- [Try it]: Your output should contain every record, unchanged.

- [Materials provided]:
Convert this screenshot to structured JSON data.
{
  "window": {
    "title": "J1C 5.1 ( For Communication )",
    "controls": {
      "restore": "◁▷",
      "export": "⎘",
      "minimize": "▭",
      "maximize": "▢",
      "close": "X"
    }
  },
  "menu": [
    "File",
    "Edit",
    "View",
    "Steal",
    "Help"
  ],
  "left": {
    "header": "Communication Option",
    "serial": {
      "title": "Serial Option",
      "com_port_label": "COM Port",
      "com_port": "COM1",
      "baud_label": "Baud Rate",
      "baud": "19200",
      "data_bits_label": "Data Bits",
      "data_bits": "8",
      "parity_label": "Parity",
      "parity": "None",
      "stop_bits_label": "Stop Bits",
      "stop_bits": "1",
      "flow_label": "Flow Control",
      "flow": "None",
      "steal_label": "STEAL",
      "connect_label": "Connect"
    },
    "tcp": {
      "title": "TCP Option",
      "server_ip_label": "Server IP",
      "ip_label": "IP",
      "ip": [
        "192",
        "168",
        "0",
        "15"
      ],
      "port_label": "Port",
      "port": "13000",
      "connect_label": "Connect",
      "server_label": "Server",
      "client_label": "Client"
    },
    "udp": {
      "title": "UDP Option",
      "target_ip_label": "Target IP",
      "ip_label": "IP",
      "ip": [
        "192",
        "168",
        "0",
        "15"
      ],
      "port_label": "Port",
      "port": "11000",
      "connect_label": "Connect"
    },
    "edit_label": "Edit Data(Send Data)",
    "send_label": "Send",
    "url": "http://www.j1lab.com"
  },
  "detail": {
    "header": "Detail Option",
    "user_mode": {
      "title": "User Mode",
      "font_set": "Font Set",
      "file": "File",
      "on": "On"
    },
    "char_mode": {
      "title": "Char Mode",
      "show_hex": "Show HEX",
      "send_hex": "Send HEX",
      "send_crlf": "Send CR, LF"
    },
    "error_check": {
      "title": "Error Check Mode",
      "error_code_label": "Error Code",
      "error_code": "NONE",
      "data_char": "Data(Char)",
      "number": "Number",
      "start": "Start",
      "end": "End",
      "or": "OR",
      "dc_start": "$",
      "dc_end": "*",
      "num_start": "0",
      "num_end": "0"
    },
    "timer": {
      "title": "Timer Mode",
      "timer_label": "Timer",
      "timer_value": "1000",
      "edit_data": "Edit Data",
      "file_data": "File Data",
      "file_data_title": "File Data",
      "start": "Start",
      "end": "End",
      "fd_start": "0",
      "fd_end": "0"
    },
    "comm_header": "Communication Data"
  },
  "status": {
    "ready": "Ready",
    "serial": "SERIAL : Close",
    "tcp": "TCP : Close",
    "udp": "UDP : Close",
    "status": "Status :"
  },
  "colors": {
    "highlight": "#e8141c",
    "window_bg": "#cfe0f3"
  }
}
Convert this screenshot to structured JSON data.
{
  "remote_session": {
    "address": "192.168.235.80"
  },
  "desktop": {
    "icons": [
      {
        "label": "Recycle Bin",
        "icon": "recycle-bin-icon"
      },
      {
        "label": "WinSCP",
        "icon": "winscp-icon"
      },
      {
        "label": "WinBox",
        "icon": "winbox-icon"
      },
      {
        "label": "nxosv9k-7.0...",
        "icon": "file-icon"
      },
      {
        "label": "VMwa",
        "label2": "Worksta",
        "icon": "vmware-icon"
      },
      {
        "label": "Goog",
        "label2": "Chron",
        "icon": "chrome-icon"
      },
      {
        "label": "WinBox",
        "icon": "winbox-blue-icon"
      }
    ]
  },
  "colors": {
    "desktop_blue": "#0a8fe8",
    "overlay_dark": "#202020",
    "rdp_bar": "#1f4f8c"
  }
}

- [Response to this task]:
Convert this screenshot to structured JSON data.
{
  "window": {
    "title": "J1C 5.1 ( For Communication )",
    "controls": {
      "restore": "◁▷",
      "export": "⎘",
      "minimize": "▭",
      "maximize": "▢",
      "close": "X"
    }
  },
  "menu": [
    "File",
    "Edit",
    "View",
    "Steal",
    "Help"
  ],
  "left": {
    "header": "Communication Option",
    "serial": {
      "title": "Serial Option",
      "com_port_label": "COM Port",
      "com_port": "COM1",
      "baud_label": "Baud Rate",
      "baud": "19200",
      "data_bits_label": "Data Bits",
      "data_bits": "8",
      "parity_label": "Parity",
      "parity": "None",
      "stop_bits_label": "Stop Bits",
      "stop_bits": "1",
      "flow_label": "Flow Control",
      "flow": "None",
      "steal_label": "STEAL",
      "connect_label": "Connect"
    },
    "tcp": {
      "title": "TCP Option",
      "server_ip_label": "Server IP",
      "ip_label": "IP",
      "ip": [
        "192",
        "168",
        "0",
        "15"
      ],
      "port_label": "Port",
      "port": "13000",
      "connect_label": "Connect",
      "server_label": "Server",
      "client_label": "Client"
    },
    "udp": {
      "title": "UDP Option",
      "target_ip_label": "Target IP",
      "ip_label": "IP",
      "ip": [
        "192",
        "168",
        "0",
        "15"
      ],
      "port_label": "Port",
      "port": "11000",
      "connect_label": "Connect"
    },
    "edit_label": "Edit Data(Send Data)",
    "send_label": "Send",
    "url": "http://www.j1lab.com"
  },
  "detail": {
    "header": "Detail Option",
    "user_mode": {
      "title": "User Mode",
      "font_set": "Font Set",
      "file": "File",
      "on": "On"
    },
    "char_mode": {
      "title": "Char Mode",
      "show_hex": "Show HEX",
      "send_hex": "Send HEX",
      "send_crlf": "Send CR, LF"
    },
    "error_check": {
      "title": "Error Check Mode",
      "error_code_label": "Error Code",
      "error_code": "NONE",
      "data_char": "Data(Char)",
      "number": "Number",
      "start": "Start",
      "end": "End",
      "or": "OR",
      "dc_start": "$",
      "dc_end": "*",
      "num_start": "0",
      "num_end": "0"
    },
    "timer": {
      "title": "Timer Mode",
      "timer_label": "Timer",
      "timer_value": "1000",
      "edit_data": "Edit Data",
      "file_data": "File Data",
      "file_data_title": "File Data",
      "start": "Start",
      "end": "End",
      "fd_start": "0",
      "fd_end": "0"
    },
    "comm_header": "Communication Data"
  },
  "status": {
    "ready": "Ready",
    "serial": "SERIAL : Close",
    "tcp": "TCP : Close",
    "udp": "UDP : Close",
    "status": "Status :"
  },
  "colors": {
    "highlight": "#e8141c",
    "window_bg": "#cfe0f3"
  }
}
Convert this screenshot to structured JSON data.
{
  "remote_session": {
    "address": "192.168.235.80"
  },
  "desktop": {
    "icons": [
      {
        "label": "Recycle Bin",
        "icon": "recycle-bin-icon"
      },
      {
        "label": "WinSCP",
        "icon": "winscp-icon"
      },
      {
        "label": "WinBox",
        "icon": "winbox-icon"
      },
      {
        "label": "nxosv9k-7.0...",
        "icon": "file-icon"
      },
      {
        "label": "VMwa",
        "label2": "Worksta",
        "icon": "vmware-icon"
      },
      {
        "label": "Goog",
        "label2": "Chron",
        "icon": "chrome-icon"
      },
      {
        "label": "WinBox",
        "icon": "winbox-blue-icon"
      }
    ]
  },
  "colors": {
    "desktop_blue": "#0a8fe8",
    "overlay_dark": "#202020",
    "rdp_bar": "#1f4f8c"
  }
}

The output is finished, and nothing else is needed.